Saturday, December 21, 2013
In 1911 the British Government ruling the Indian land introduced new design of the Silver Rupee coins. These coins were introduced to celebrate the coronation of the new British King - George V. The obverse side of these silver rupee coins showed the King with beautifully decorated robes. This coin one of my most favourite coins since it's design is very much unique. Until 1910, there were King Edward silver rupee coins in circulation. This new design introduced after a decade was enough to attract the attention of the Indians.
The Controversy & Rarity
The new design of the coin was attractive in the first look however, there was a huge controversy amongst the Indians over this. The King George V looked very appealing on the coin however, the decoration which was used had a small elephant on it as per the British Government. However, the trunk of this elephant was not sleek enough to resemble a trunk. Instead it looked more like a "Pig". During those days, Indians considered a Pig as something awful and bad. Hence, this coin was rejected in markets by Indians as they believed that it was not a good sign. The rupee was also called as a "Pig Rupee" and the controversy is referred as the Pig Issue.
The British Government also felt that having a Pig symbol on the King's robe is not appropriate. Hence, all such coins were withdrawn from circulation and later melted. Out of the 9.4 million pieces struck at both the mints, only 7,00,000 were issued. The remainder and the withdrawn pieces were melted down.

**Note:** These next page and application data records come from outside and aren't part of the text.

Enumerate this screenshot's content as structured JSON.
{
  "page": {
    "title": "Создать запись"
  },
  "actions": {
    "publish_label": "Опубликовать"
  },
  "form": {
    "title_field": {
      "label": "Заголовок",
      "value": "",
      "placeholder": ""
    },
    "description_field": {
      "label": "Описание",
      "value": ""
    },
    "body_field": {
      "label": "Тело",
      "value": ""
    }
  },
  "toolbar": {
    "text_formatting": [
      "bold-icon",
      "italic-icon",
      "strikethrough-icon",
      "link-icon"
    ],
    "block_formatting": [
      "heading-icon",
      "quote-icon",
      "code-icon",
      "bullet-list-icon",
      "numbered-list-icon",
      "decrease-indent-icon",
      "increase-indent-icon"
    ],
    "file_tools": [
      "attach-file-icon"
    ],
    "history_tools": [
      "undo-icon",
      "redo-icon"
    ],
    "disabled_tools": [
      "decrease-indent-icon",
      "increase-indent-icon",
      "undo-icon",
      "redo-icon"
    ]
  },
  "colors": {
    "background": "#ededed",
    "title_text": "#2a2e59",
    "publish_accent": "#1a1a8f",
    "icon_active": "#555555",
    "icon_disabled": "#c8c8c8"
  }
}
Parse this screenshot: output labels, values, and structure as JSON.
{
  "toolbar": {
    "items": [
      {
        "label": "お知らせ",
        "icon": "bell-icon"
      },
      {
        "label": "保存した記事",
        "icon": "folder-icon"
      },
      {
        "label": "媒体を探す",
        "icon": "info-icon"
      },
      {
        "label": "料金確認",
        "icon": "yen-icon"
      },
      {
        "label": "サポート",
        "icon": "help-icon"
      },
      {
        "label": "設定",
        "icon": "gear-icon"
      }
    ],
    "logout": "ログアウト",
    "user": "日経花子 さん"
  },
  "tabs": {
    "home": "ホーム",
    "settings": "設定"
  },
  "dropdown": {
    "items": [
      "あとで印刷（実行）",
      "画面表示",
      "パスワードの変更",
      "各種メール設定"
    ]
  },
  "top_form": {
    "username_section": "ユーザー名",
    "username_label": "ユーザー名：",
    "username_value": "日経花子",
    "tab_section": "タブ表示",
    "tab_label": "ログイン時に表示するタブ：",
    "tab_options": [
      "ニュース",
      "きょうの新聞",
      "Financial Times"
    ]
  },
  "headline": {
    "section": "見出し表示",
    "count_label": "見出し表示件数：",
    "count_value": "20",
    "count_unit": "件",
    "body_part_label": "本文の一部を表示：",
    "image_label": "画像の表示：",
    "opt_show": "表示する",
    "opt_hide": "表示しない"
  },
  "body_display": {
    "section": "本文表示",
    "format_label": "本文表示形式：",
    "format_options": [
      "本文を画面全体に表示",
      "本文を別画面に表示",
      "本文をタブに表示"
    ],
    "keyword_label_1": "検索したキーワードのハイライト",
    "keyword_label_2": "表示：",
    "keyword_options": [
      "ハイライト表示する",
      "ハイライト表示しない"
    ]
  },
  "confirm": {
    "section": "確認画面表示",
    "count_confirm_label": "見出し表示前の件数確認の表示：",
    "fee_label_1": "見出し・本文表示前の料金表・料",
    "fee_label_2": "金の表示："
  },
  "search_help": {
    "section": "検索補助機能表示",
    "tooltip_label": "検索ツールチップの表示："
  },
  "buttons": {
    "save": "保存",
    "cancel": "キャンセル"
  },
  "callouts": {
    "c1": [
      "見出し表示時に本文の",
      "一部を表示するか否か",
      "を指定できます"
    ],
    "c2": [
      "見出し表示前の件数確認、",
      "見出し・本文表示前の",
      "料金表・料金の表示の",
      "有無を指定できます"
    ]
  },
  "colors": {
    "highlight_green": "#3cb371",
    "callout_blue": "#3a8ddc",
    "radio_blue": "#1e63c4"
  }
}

In the world of numismatics, this is one of the rarest coins in the British India collection. The 1911 rupee is also known as Type 1 in the world of numismatists and other coins minted between 1912-1936 are known as Type 2. The coin featured above (Type 1) is from my personal museum collection.